Careful Observation. Like babies, people afflicted with dementia or Alzheimer’s will provide subtle cues or signals indicating their level of comfort or distress. By paying careful attention to their cues, we are able to compassionately respond to their needs.--Charlotte Parker
5 Steps to Compassionate Caregiving
Communicating with the Dementia or Alzheimer’s Afflicted
By Charlotte Parker
We are all born with a desire to give and receive love. Circumstances we encounter throughout our lives may callous that need, but it never fully dissipates. Sadly, as we grow older, we oftentimes become more challenging to love, and illnesses such as dementia or Alzheimer’s may even prevent us from appreciating the joy of giving it. At our moments of being the most seemingly unlovable is when we need to be loved the most.
Dementia and Alzheimer’s require caregivers to reach deep into their compassion reservoirs to find the patience and kindness all humans desire and deserve. My mother, Kathryn Parker, has been affected by frontal lobe dementia for the past two decades. Her doctors never expected her to see her 75th birthday, and we just celebrated her 90th. Although she has been bedridden for the past several years, is paralyzed on the left side of her body and is incapable of expressing herself through language, she continues to thrive. This journey into the depths of dementia has been a unique gift for me. My life circumstances have provided an opportunity for me to dig deep into my being and realize my capacity for compassion.
The most essential component to compassionate caregiving is having the willingness to release the attachment we all hold to our individual perceptions of reality and choose to quite literally step into the demented person’s reality. I found the following steps to be very helpful in the process of understanding and embracing my mother’s perception of reality.

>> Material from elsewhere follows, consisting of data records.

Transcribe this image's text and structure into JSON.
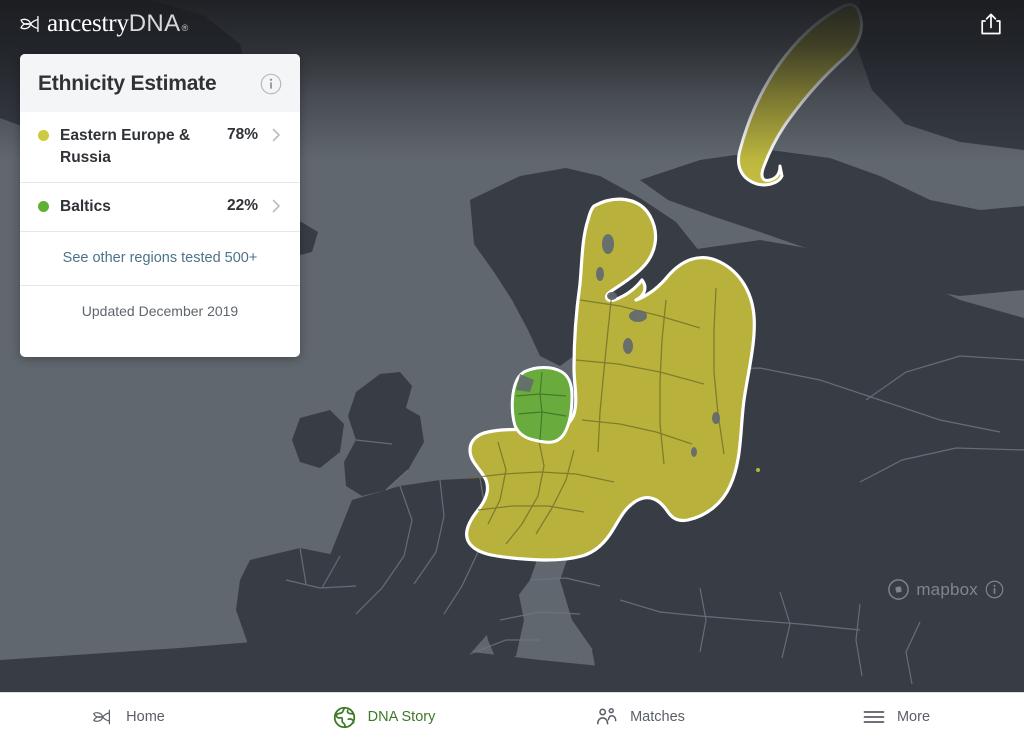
{
  "header": {
    "brand_mark_icon": "ancestry-leaf-icon",
    "brand_name_primary": "ancestry",
    "brand_name_secondary": "DNA",
    "brand_trademark": "®",
    "share_icon": "share-upload-icon"
  },
  "card": {
    "title": "Ethnicity Estimate",
    "info_icon": "info-circle-icon",
    "regions": [
      {
        "name": "Eastern Europe & Russia",
        "percent": "78%",
        "color": "#cfc93f",
        "chevron_icon": "chevron-right-icon"
      },
      {
        "name": "Baltics",
        "percent": "22%",
        "color": "#5fb133",
        "chevron_icon": "chevron-right-icon"
      }
    ],
    "other_regions_link": "See other regions tested 500+",
    "updated_text": "Updated December 2019"
  },
  "map": {
    "ocean_color": "#61676f",
    "land_color": "#383d45",
    "border_color": "#6f757e",
    "region_eastern_europe_color": "#b8b23c",
    "region_baltics_color": "#6aab3e",
    "region_outline_color": "#ffffff",
    "attribution": {
      "logo_icon": "mapbox-logo-icon",
      "label": "mapbox",
      "info_icon": "info-circle-icon"
    }
  },
  "bottom_nav": {
    "items": [
      {
        "label": "Home",
        "icon": "ancestry-leaf-icon",
        "active": false
      },
      {
        "label": "DNA Story",
        "icon": "globe-icon",
        "active": true
      },
      {
        "label": "Matches",
        "icon": "people-icon",
        "active": false
      },
      {
        "label": "More",
        "icon": "hamburger-menu-icon",
        "active": false
      }
    ],
    "active_color": "#3e7829",
    "inactive_color": "#5a5f66"
  }
}
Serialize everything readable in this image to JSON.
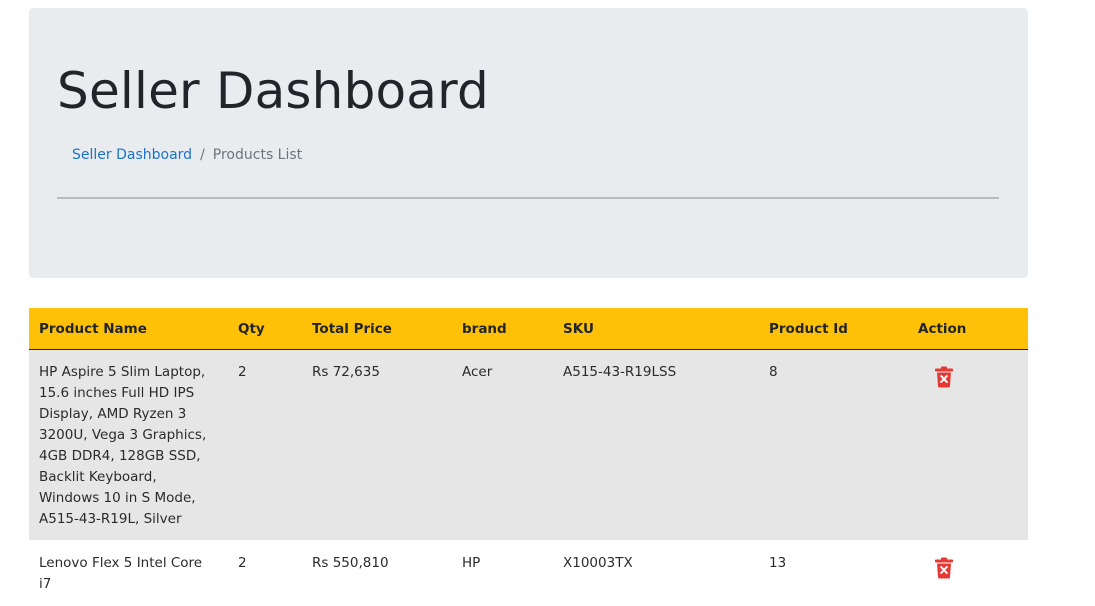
{
  "header": {
    "title": "Seller Dashboard",
    "breadcrumb": {
      "link_label": "Seller Dashboard",
      "separator": "/",
      "current": "Products List"
    }
  },
  "table": {
    "columns": [
      "Product Name",
      "Qty",
      "Total Price",
      "brand",
      "SKU",
      "Product Id",
      "Action"
    ],
    "rows": [
      {
        "name": "HP Aspire 5 Slim Laptop, 15.6 inches Full HD IPS Display, AMD Ryzen 3 3200U, Vega 3 Graphics, 4GB DDR4, 128GB SSD, Backlit Keyboard, Windows 10 in S Mode, A515-43-R19L, Silver",
        "qty": "2",
        "price": "Rs 72,635",
        "brand": "Acer",
        "sku": "A515-43-R19LSS",
        "id": "8",
        "action_icon": "trash-x-icon"
      },
      {
        "name": "Lenovo Flex 5 Intel Core i7",
        "qty": "2",
        "price": "Rs 550,810",
        "brand": "HP",
        "sku": "X10003TX",
        "id": "13",
        "action_icon": "trash-x-icon"
      }
    ]
  },
  "colors": {
    "header_bg": "#ffc107",
    "jumbotron_bg": "#e9ecef",
    "link": "#1a73c9",
    "delete_icon": "#e53935"
  }
}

• Careful Observation. Like babies, people afflicted with dementia or Alzheimer’s will provide subtle cues or signals indicating their level of comfort or distress. By paying careful attention to their cues, we are able to compassionately respond to their needs. They may walk away for “no apparent reason,” turn their head away from you, or indicate they are not understanding by simply discussing something else or by demonstrating obstinate behavior.
• Acknowledge and Adjust. Again like babies, the person with dementia has needs and desires he or she would like to have met. By acknowledging the cues and signals being providing and adjusting your behavior accordingly, you demonstrate respect and courtesy while creating a space that feels safe for the person.

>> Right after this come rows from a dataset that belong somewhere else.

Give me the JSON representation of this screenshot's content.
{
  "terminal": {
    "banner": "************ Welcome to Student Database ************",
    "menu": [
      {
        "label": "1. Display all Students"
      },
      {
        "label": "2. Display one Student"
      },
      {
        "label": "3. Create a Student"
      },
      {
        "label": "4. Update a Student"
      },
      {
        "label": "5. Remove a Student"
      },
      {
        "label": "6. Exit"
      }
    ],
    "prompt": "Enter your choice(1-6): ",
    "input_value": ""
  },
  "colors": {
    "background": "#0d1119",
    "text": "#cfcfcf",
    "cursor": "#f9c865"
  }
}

• Constant Communication. Individuals with dementia often panic and become distressed because they are not able to remember from one moment to the next where they are and what is happening to them. When providing a service for the individual, constantly communicate the process of what is happening and what will happen next. Let the person know step by tiny step every detail of what you are doing. For example:
Kathryn I am going to wash your hair. Now we are going to rinse your hair. Doesn’t the water feel nice on your head. We are rinsing your hair. Feel the water. Doesn’t that feel nice? Next I am going to put shampoo in your hair. Can you smell that shampoo? Doesn’t it smell nice? I am rubbing the shampoo in your hair, etc.
By seemingly over communicating the task at hand, the individual maintains a sense of personal security and is able to stay in the moment with what is happening to her.
• Acceptance. Perhaps the hardest step in the process of compassionate communication is acceptance—accepting whatever the demented individual says or does is appropriate for the reality in which she lives. Attempting to force an Alzheimer’s patient to understand “our” reality is a pointless and arduous exercise in futility. By accepting the demented person’s reality, she is able to feel as though she is having a shared experience and is not living in an isolated and scary world.
• Just Say Yes! Whenever safe and appropriate find a way to say “yes.” We all want our questions and desires to be answered with a “yes;” unfortunately, more often than not the caregiver finds the request to be silly, pointless or entirely too much trouble. Just as children will pout, manipulate, throw a tantrum and countless other behaviors in an effort to elicit a “yes” from the parent, so will the demented individual. Have fun by allowing the patient to have fun too. We all want a yes answer—indulge the dementia patient as often as possible.
Charlotte Parker is the co-author of Return to Joy: A Family’s Initiation into the Mysteries of Dementia. Read more about Compassionate Caregiving